Jacques: Limit role of courtroom in the bedroom
Young men on college campuses know how unjustly proceedings against them can go if they are accused of sexual misconduct. Same with Hollywood stars, politicians and businessmen, who have found themselves caught up in the #MeToo era — which has equated accusations of bad behavior with guilt.
While due process in campus investigations is essential — and making a comeback thanks to Education Secretary Betsy DeVos and courts which have taken a stand for wrongfully accused students -- it is even more vital when it comes to criminal sexual assault cases.
That’s why it was shocking the nation’s largest membership group of lawyers, the American Bar Association, considered supporting a measure that would have turned due process on its head in these cases.
The ABA’s House of Delegates put up a resolution that would have encouraged legislatures to “define consent in sexual assault cases as the assent of a person who is competent to give consent to engage in a specific act of sexual penetration, oral sex, or sexual contact.”
In other words, the resolution advocated what’s known as affirmative consent or “yes means yes.” This standard is already mandated by five states, including New York and California, on college campuses. But it would be a huge legal shift to apply affirmative consent to criminal cases — and one that clearly conflicts with constitutional protections, such as due process.
That’s because the burden to prove consent was offered every step of the way falls to the accused, rather than the prosecutor to prove beyond a reasonable doubt that consent wasn’t given.
The ABA’s resolution thankfully got formally tabled this week, following pushback by a preeminent enclave of top legal minds — the American Law Institute, which wrote a strongly worded letter against the affirmative consent standard and accused the ABA of misrepresenting the ALI’s position on the matter, among other concerns. In fact, in 2016, ALI members took a decisive vote against including affirmative consent in their model penal code.
Michigan Supreme Court Chief Justice Bridget McCormack, a member of ALI, signed the group’s Aug. 8 letter to the American Bar Association’s president.
“It would turn our criminal law upside down,” she says of affirmative consent.
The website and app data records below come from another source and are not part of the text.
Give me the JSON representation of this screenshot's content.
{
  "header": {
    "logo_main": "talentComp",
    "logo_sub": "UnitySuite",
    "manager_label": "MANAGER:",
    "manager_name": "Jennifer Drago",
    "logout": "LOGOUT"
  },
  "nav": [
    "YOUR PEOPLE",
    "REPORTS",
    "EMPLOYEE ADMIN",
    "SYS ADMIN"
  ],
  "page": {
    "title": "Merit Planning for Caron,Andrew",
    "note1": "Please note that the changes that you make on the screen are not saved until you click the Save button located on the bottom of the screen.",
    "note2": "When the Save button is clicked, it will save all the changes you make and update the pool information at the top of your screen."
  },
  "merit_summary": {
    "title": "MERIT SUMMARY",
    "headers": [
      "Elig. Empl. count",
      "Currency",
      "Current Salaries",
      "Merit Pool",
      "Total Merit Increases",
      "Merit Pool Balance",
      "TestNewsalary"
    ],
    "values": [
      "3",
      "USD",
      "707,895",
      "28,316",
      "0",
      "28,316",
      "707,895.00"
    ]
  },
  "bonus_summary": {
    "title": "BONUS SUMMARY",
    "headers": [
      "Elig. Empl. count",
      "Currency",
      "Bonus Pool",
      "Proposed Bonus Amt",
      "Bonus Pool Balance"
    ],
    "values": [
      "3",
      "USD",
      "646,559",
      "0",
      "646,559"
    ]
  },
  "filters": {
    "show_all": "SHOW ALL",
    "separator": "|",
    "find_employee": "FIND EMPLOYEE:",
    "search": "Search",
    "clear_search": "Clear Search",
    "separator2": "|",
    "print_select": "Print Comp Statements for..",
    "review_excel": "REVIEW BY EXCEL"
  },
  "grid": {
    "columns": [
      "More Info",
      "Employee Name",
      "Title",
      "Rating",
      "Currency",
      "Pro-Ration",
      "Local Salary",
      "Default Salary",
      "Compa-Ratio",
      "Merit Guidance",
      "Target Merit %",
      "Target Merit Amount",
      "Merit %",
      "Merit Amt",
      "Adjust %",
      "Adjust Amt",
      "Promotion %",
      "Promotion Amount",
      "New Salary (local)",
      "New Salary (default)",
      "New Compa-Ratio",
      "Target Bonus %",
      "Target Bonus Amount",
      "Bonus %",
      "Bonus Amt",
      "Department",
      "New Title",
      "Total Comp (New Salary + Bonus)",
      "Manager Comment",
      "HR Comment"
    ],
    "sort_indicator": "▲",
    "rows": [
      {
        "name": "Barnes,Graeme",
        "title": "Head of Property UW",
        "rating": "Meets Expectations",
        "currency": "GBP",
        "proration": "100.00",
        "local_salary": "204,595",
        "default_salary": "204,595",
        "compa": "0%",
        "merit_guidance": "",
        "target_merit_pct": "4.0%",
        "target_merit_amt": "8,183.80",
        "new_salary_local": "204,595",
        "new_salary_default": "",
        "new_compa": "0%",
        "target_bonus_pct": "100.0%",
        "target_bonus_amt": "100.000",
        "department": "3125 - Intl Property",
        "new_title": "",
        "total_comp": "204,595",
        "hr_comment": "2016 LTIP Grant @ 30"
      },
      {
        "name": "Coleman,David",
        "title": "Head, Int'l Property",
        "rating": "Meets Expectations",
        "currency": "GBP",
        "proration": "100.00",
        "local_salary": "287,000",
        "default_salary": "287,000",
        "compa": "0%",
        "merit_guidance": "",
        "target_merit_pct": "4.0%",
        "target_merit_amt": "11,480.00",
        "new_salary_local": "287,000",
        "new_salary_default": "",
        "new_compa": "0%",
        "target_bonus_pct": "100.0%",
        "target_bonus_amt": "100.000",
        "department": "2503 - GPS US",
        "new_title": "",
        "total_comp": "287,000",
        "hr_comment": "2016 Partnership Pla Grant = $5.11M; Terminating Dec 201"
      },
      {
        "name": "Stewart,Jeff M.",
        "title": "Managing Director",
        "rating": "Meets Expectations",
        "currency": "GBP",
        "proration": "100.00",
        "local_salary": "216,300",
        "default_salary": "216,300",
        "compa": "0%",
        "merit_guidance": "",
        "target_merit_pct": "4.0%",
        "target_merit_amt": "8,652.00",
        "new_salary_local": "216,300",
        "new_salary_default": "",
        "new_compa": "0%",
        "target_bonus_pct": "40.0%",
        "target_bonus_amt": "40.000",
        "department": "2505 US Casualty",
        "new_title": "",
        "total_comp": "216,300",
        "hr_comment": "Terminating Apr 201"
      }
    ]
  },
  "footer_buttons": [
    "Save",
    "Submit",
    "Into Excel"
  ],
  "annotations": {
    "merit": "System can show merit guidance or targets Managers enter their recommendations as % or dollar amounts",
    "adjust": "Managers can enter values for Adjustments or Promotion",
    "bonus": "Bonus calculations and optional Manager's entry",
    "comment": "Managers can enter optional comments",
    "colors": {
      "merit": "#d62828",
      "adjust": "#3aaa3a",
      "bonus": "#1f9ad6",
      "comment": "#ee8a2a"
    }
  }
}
Requiring the accused to prove consent is “not how we proceed with criminal law.”
McCormack, a Democrat, says maintaining due process and liberty in the courtroom are of the utmost importance, especially since those likely to pay the highest price in criminal cases are the poor and people of color.
KC Johnson, a professor of history at Brooklyn College who has researched campus sexual assault cases, concurs that passing the burden of proof to the defendant is “not how the criminal justice system is supposed to work.”
Johnson says moving to an affirmative consent standard would give prosecutors who are unable to prove sexual assault the ability to pressure plea bargains — even from accused individuals who haven’t committed a crime.
Affirmative consent is arbitrary, and in most cases there are no witnesses or video proof that consent took place, so proving it was given to a courtroom would be nearly impossible. Anyone who has had a sexual encounter can see the pitfalls to adopting such a legal standard.
The ABA’s resolution caught Johnson’s attention because of similarities he sees with campus assault investigations, which more frequently rely on affirmative consent.
“The campus system is flawed, and fundamentally unfair to the accused,” Johnson says. And he argues that importing anything from that framework to the criminal justice system is “beyond belief.”
But not beyond the realm of possibility. Affirmative consent advocates are not going away, and there are plenty of legislatures in liberal states that may very well believe applying affirmative consent to criminal law is a fine idea.
“Put me down as against sexual assault,” McCormack says. “But no one should be in prison without due process of law.”